LACERA plans to expand emerging market exposure

PEI spoke with David Simpson, an investment officer for private equity at LACERA, about the LP’s plans to diversify commitments to private equity in new regions, which could include Africa, Southeast Asia and Eastern Europe.

LACERA plans to expand emerging market exposure

PEI spoke with David Simpson, an investment officer for private equity at LACERA, about the LP's plans to diversify commitments to private equity in new regions, which could include Africa, Southeast Asia and Eastern Europe.

The Los Angeles County Employee's Retirement Association (LACERA) plans to establish three to five new relationships with regional or pan-regional fund managers targeting the emerging markets and to explore the possibility to launch a separate account managed by a pan-emerging markets fund of funds, according to David Simpson, investment manager for private equity at LACERA.

As of April 2016, LACERA, a $47 billion pension plan, had $4.4 billion, or 9.3 percent, in private equity exposure, slightly below its 10 percent policy target level. Of that $4.4 billion, its emerging market exposure stands at 4.3 percent, or $188 million. 
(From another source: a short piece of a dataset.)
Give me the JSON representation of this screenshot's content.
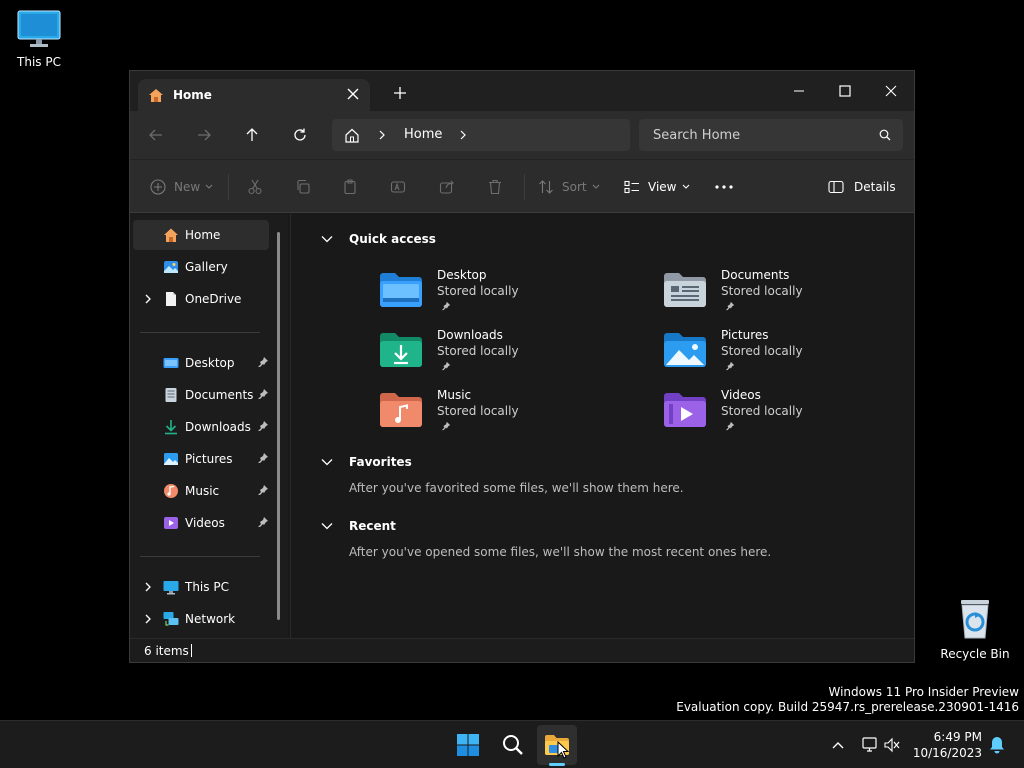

In August 2013, LACERA committed $100 million to MBK Partners III, which invests in South Korea, Japan, China, and Taiwan. And in August 2015, LACERA made its first primary commitment to Latin America, serving as an anchor investor and committing $125 million to Australis Partners . Australis targets the Pacific Alliance countries of Colombia, Mexico, Chile and Peru. Potential additional relationships are envisioned in Africa, Southeast Asia and potentially Eastern Europe. 

The regional funds tend to be managed by long-established teams and are larger in size enabling them to absorb $100 million to $150 million commitments, Simpson said.  They offer risk mitigation through diversification of country, currency and sector, which LACERA believes enables them to attain attractive returns while not being totally exposed to the volatility that might befall an overly concentrated portfolio.   

Later this year, LACERA will also explore using a fund-of-funds manager to obtain exposure to smaller emerging market managers who may be pursuing more focused strategies. LACERA would leverage the resources of that intermediary to gain introductions to the next generation of institutional managers that have the potential to graduate to their core primary program. 

Simpson added that it's especially critical in emerging markets because companies are growing and the ability to execute in terms of not just having a game plan to expand the company, but having the proven ability to guide the company towards successfully implementing its strategic plan is important.

Qualities that LACERA seeks in all managers include long-standing, stable, diversely-skilled management teams; serial top-quartile performance; a differentiated and sustainable strategy; and proven ability to source companies, grow companies and attain attractive exits. Perhaps the only difference in emerging markets is a desire for investment professionals to have deep local knowledge and networks combined with best global investment practices obtained at elite universities and top investment firms, Simpson said.